He was astonished. “You’re not here for the NEW iPhoneXR?” he asks, like he cannot believe what he is hearing. I tell him what I need, and he says “You need the new iPhoneXR.” He tells me all the things it will do, and then starts showing me how it will work. I tell him what I need is a phone that will work in these countries, and he shows me two ways it can work, both of which I feel comfortable I can do.

And the phone is beautiful. And handy. Within five minutes, I have said “yes” to the phone, have picked out chargers and phone case and protectors, and he is transferring all my phone stuff from the Cloud to my new phone. Of all the things that delight me, at the time, one is that I found a sturdy pink phone case that sparkles; my granddaughter will love it and think I am very cool. It makes me laugh; I am not a woman who would ever have carried a pink sparkly phone in my professional life.

The phone “recognizes” me. I no longer have to put in a code, but I have a back up code for when I need it, like I guess if I’ve been on a four day binge and it doesn’t recognize me, or . . . if I’ve been on an all night flight, which can have the same physical impact as a four day binge (those of you who know me know I am totally joking about the four day binge; I barely drink a whole glass of wine now.)

What I love, having played with it for a day, is that it is so easy.

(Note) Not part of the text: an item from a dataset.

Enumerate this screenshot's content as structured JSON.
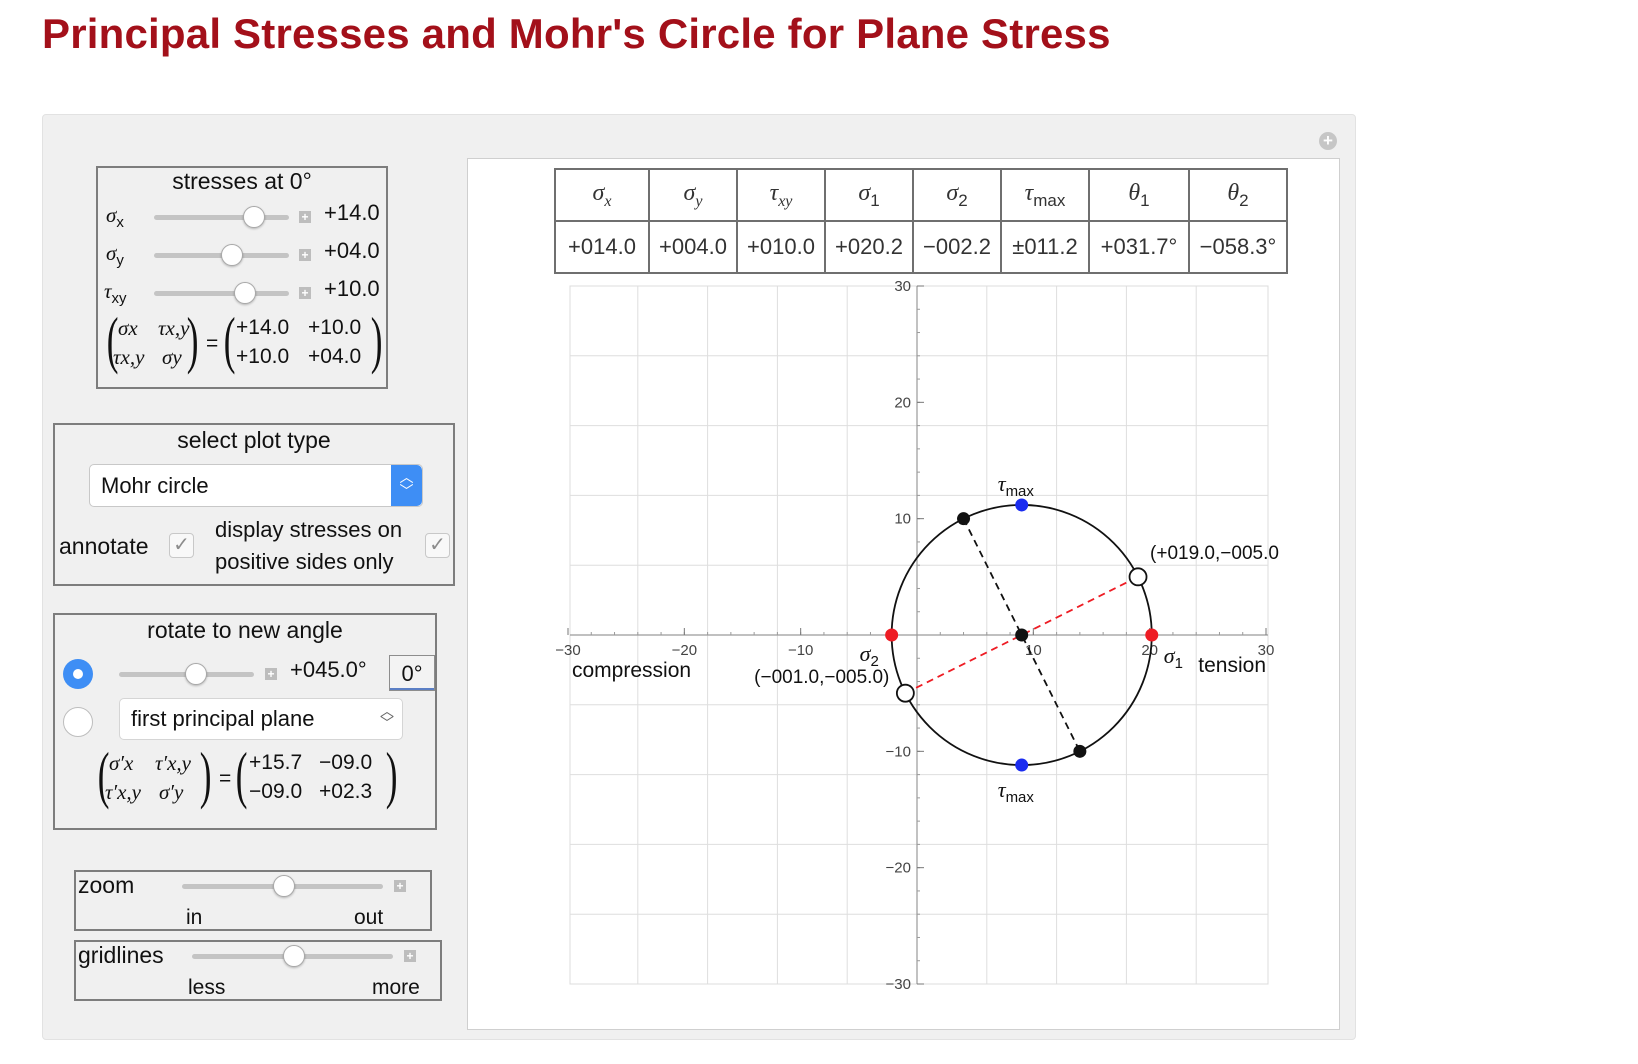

My eyes are really good, except for reading, and the screen of this phone is large and the writing is very readable. There are Tips! They tell me all the things I can do, whether I want to do them or not. There is Siri, whom I don’t intend to use, but I set it up because you never know, I might. 

(Big internal debate – who? whom? Siri is not a real person, but I would say “I don’t intend to use her” which means “whom” but who even uses “whom” anymore?)

So I just tried Siri, “Siri, open Google Maps and take me to Cologne, Germany?” and it took a couple steps, but . . . it’s a miracle! It worked!

“Siri, what is the water level of the Rhine River in Cologne, Germany?” (Blah blah blah blah “take a look!”) and the German website, one among many that she found, showed the water level in Koln to be . . . 74 cm. Hmmm. Not really enough to float a ship.

Our trip no longer shows on the company website. We have heard nothing. I am guessing they are both praying for an extended rain and scurrying to arrange alternatives should the water levels not rise high enough to float the boat along some of the narrower passages of the Rhine, which is experiencing historical lows following one of the driest, hottest summers ever in Europe.

AdventureMan and I avoid bus travel like a plague. It is too restricting on people who like to move, it is claustrophobic and not-private. On the other hand, you see a lot more on the road, and since we are really going because we miss the winter in France and Germany, on a bus (or two) we will have more actual time on the ground, eating winter food, wearing our winter clothes, more time to walk, God willing.

And . . . I have a new iPhoneXR, and I actually love it.

October 27, 2018 Posted by | Advent, Adventure, Christmas, Customer Service, ExPat Life, France, Geography / Maps, Germany, GoogleEarth, iPhone, Quality of Life Issues, Relationships, Technical Issue, Travel | , | Leave a comment